Actor and comedian Tim Allen, a.k.a. Tim “the Tool Man” Taylor, has been on the go lately. And he’s asking fans to name the spot where he took a stunning black-and-white picture of the New York City skyline.
“Wonder where the Toolman is in this photo?” Allen tweeted Monday. “Hint: newest attraction in NYC.”
Tim Allen Fans Compete to Guess the Location
Allen’s fans quickly jumped into his replies to comment. Many admired the photo, but few hazarded a guess as to where it was taken.
“I got this,” one tweep posted. “A very tall building in NYC?”
“In the World Trade Tower (looking for King Kong climbing to come at you),” another guessed. “Very cool picture.”
“The Summit at Vanderbilt!” yet another chimed in.
“One Vanderbilt,” another fan guessed.
The Summit One Vanderbilt sits in the tallest commercial skyscraper in Midtown Manhattan.
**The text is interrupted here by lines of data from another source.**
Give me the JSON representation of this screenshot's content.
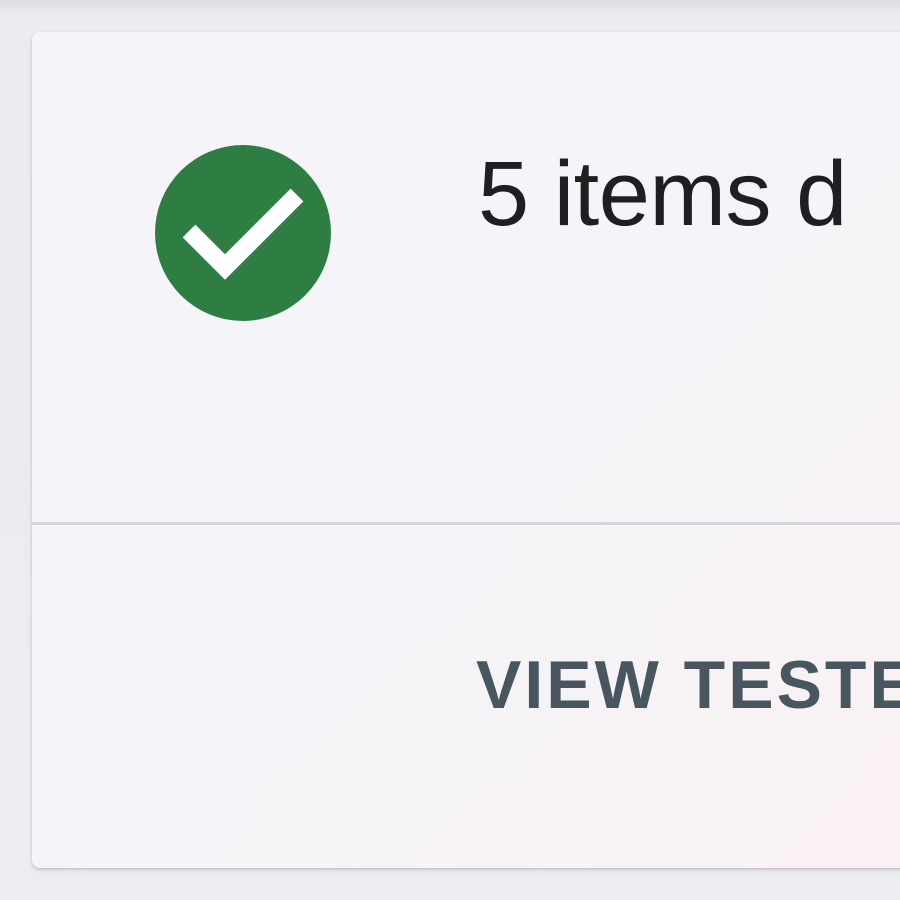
{
  "dialog": {
    "status_icon": "check-circle-icon",
    "status_color": "#2e7d43",
    "title": "5 items d",
    "action_label": "VIEW TESTE"
  }
}
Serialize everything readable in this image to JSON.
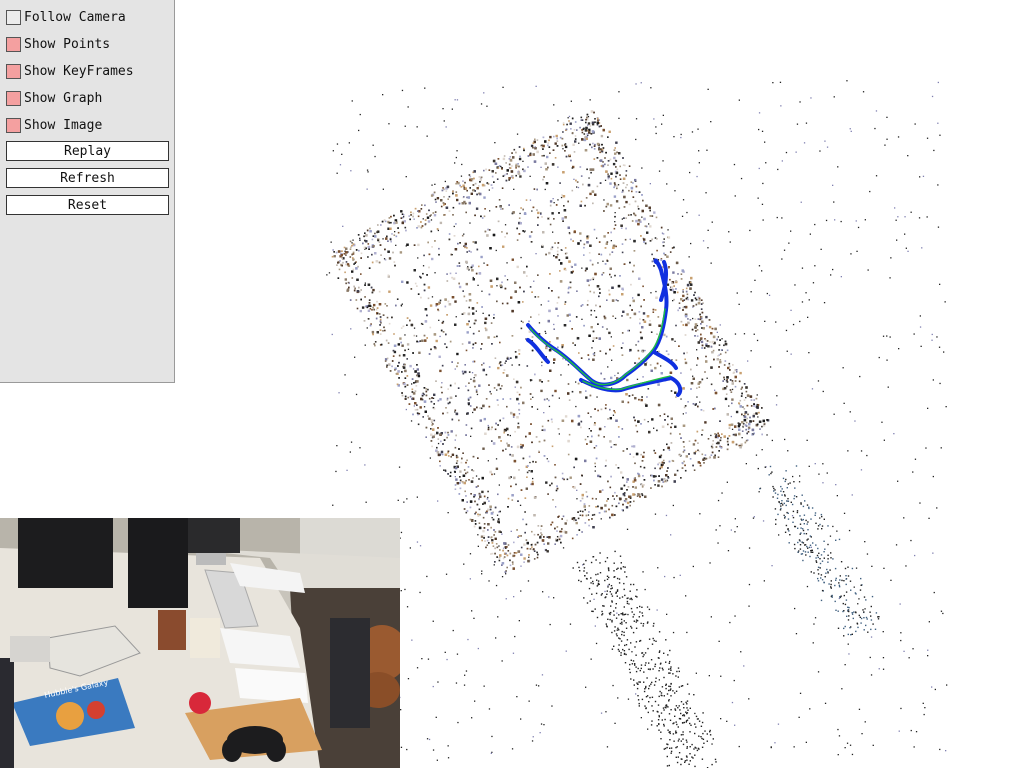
{
  "panel": {
    "checkboxes": [
      {
        "label": "Follow Camera",
        "checked": false
      },
      {
        "label": "Show Points",
        "checked": true
      },
      {
        "label": "Show KeyFrames",
        "checked": true
      },
      {
        "label": "Show Graph",
        "checked": true
      },
      {
        "label": "Show Image",
        "checked": true
      }
    ],
    "buttons": {
      "replay": "Replay",
      "refresh": "Refresh",
      "reset": "Reset"
    }
  },
  "colors": {
    "checked_box": "#f4a0a0",
    "unchecked_box": "#ececec",
    "trajectory_blue": "#1030e0",
    "trajectory_green": "#20c040",
    "panel_bg": "#e4e4e4"
  },
  "viewer": {
    "content": "3D point cloud reconstruction with keyframe trajectory"
  },
  "image_panel": {
    "book_title": "Hubble's Galaxy"
  }
}
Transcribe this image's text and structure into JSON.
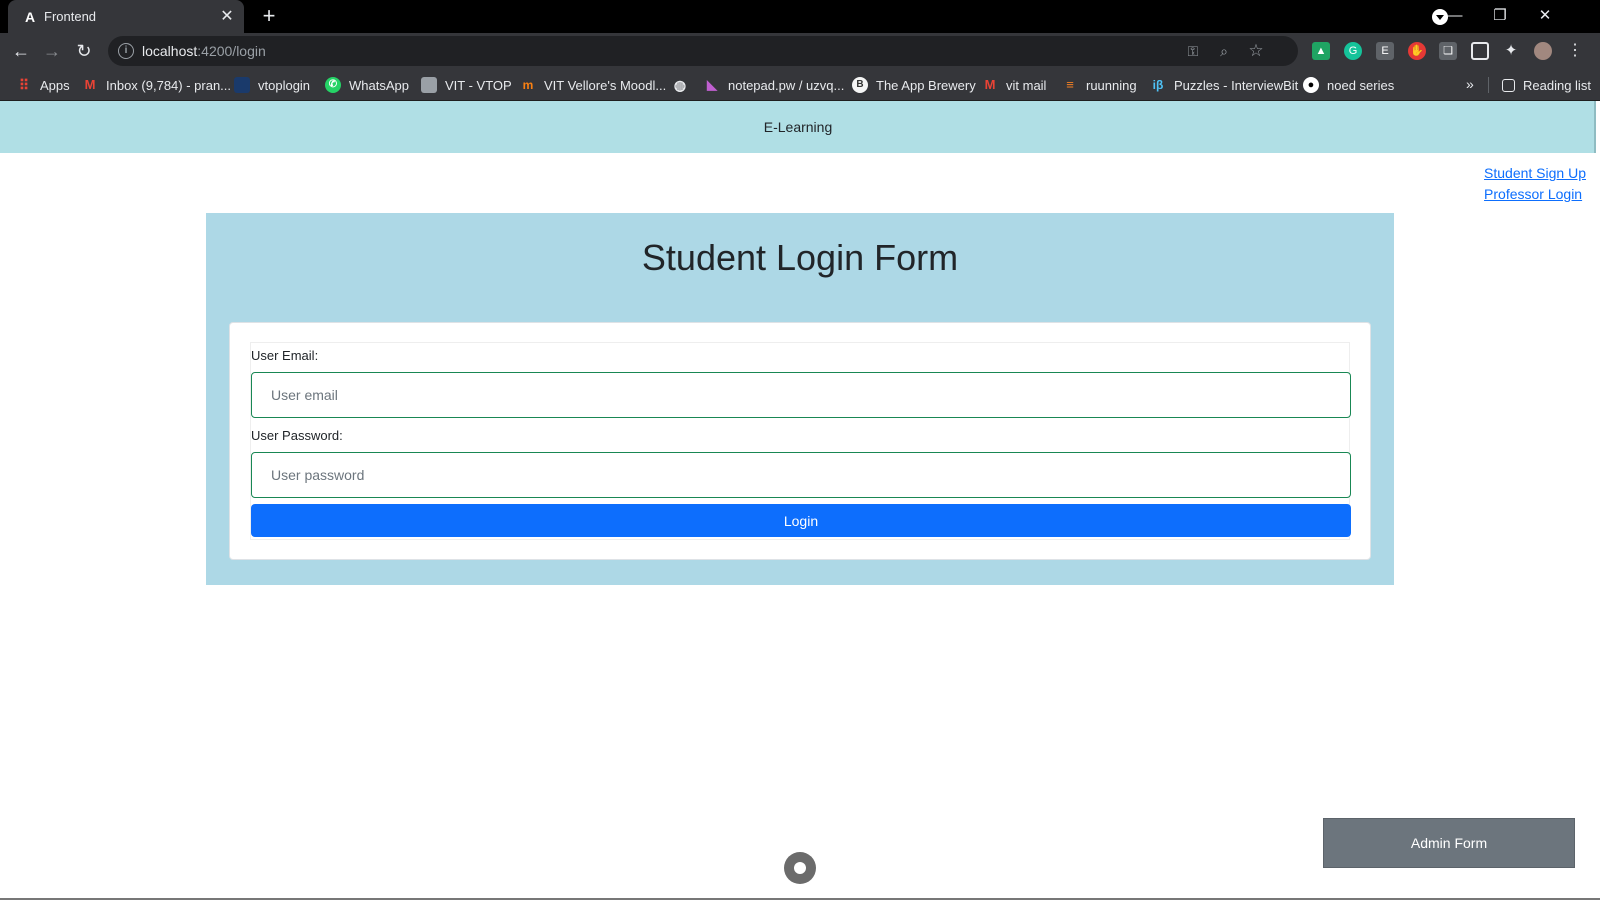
{
  "browser": {
    "tab_title": "Frontend",
    "tab_favicon_glyph": "A",
    "url_host": "localhost",
    "url_path": ":4200/login",
    "bookmarks": [
      {
        "label": "Apps",
        "icon": "apps-grid-icon",
        "color": "#ea4335"
      },
      {
        "label": "Inbox (9,784) - pran...",
        "icon": "gmail-icon",
        "color": "#ea4335"
      },
      {
        "label": "vtoplogin",
        "icon": "vtop-icon",
        "color": "#1a3a6b"
      },
      {
        "label": "WhatsApp",
        "icon": "whatsapp-icon",
        "color": "#25d366"
      },
      {
        "label": "VIT - VTOP",
        "icon": "vtop-page-icon",
        "color": "#9aa0a6"
      },
      {
        "label": "VIT Vellore's Moodl...",
        "icon": "moodle-icon",
        "color": "#f98012"
      },
      {
        "label": "",
        "icon": "globe-icon",
        "color": "#e8eaed"
      },
      {
        "label": "notepad.pw / uzvq...",
        "icon": "notepad-icon",
        "color": "#c05fd0"
      },
      {
        "label": "The App Brewery",
        "icon": "app-brewery-icon",
        "color": "#f5f5f5"
      },
      {
        "label": "vit mail",
        "icon": "gmail-icon",
        "color": "#ea4335"
      },
      {
        "label": "ruunning",
        "icon": "stack-icon",
        "color": "#f48024"
      },
      {
        "label": "Puzzles - InterviewBit",
        "icon": "interviewbit-icon",
        "color": "#4fc3f7"
      },
      {
        "label": "noed series",
        "icon": "github-icon",
        "color": "#ffffff"
      }
    ],
    "reading_list": "Reading list"
  },
  "navbar": {
    "brand": "E-Learning"
  },
  "links": {
    "student_signup": "Student Sign Up",
    "professor_login": "Professor Login"
  },
  "form": {
    "title": "Student Login Form",
    "email_label": "User Email:",
    "email_placeholder": "User email",
    "email_value": "",
    "password_label": "User Password:",
    "password_placeholder": "User password",
    "password_value": "",
    "login_label": "Login"
  },
  "admin": {
    "label": "Admin Form"
  },
  "colors": {
    "navbar_bg": "#b0dfe5",
    "card_bg": "#add8e6",
    "primary": "#0d6efd",
    "input_border": "#198754",
    "secondary": "#6c757d"
  }
}
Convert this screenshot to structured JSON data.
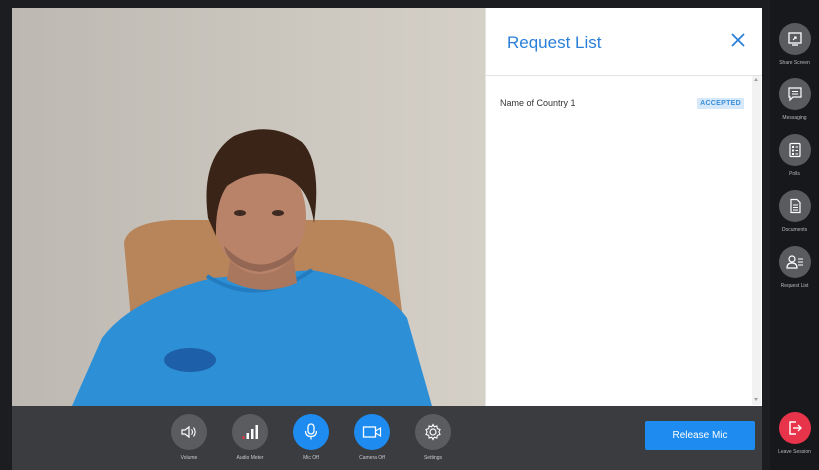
{
  "panel": {
    "title": "Request List",
    "requests": [
      {
        "name": "Name of Country 1",
        "status": "ACCEPTED"
      }
    ]
  },
  "rail": {
    "items": [
      {
        "label": "Share Screen",
        "icon": "share-screen-icon"
      },
      {
        "label": "Messaging",
        "icon": "message-icon"
      },
      {
        "label": "Polls",
        "icon": "polls-icon"
      },
      {
        "label": "Documents",
        "icon": "document-icon"
      },
      {
        "label": "Request List",
        "icon": "request-list-icon"
      }
    ],
    "leave_label": "Leave Session"
  },
  "controls": {
    "items": [
      {
        "label": "Volume",
        "icon": "speaker-icon",
        "active": false
      },
      {
        "label": "Audio Meter",
        "icon": "audio-meter-icon",
        "active": false
      },
      {
        "label": "Mic Off",
        "icon": "microphone-icon",
        "active": true
      },
      {
        "label": "Camera Off",
        "icon": "camera-icon",
        "active": true
      },
      {
        "label": "Settings",
        "icon": "gear-icon",
        "active": false
      }
    ],
    "release_label": "Release Mic"
  },
  "colors": {
    "accent": "#1e8bf0",
    "leave": "#e8344a",
    "title": "#2a80d8",
    "badge_bg": "#d6e9fb"
  }
}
The installation aims to make visitors question both their perceptions of built environments and their own senses. And to get there, you have to take the building’s elevator system, which is the highest rack-and-pinion elevator in the world.
A Buzz Lightyear Story Without Allen?
Tim Allen fans were in an uproar recently over what they say is a poor casting decision. Hard as it may be for Toy Story fans to imagine, Disney Pixar is rolling out a film about Buzz Lightyear that doesn’t include Allen’s voice. As Forbes notes, the movie, which is due out next year, will feature Chris Evans as the voice of Buzz Lightyear instead.
The snub has fueled speculation that Allen was swapped out because of his political leanings. Evans, a very outspoken liberal, was thrilled to land the role, tweeting, “To @pixar and @AngusMacLane: ‘Thank you’ doesn’t even come close.”
Social media users on both sides of the political spectrum reacted to the news, with some celebrating and others shaking their heads at the choice. Meanwhile, TMZ asked, “Was Tim Allen recast just because of his conservative politics???”
But the film’s defenders point out that there is a subtle difference between the characters. Allen played the action figure; Evans plays the person on which the action figure was based.
Then again, it’s possible Allen didn’t want to be involved. The decision to make a movie about Buzz Lightyear is arguably in keeping with Hollywood’s recent trend toward derivative sequels. And 2021 box office sales are down 81 percent compared to pre-pandemic years. Even before the pandemic, box office sales were slumping, weighed down by the rise of streaming. Could be Allen just has better things to do with his time.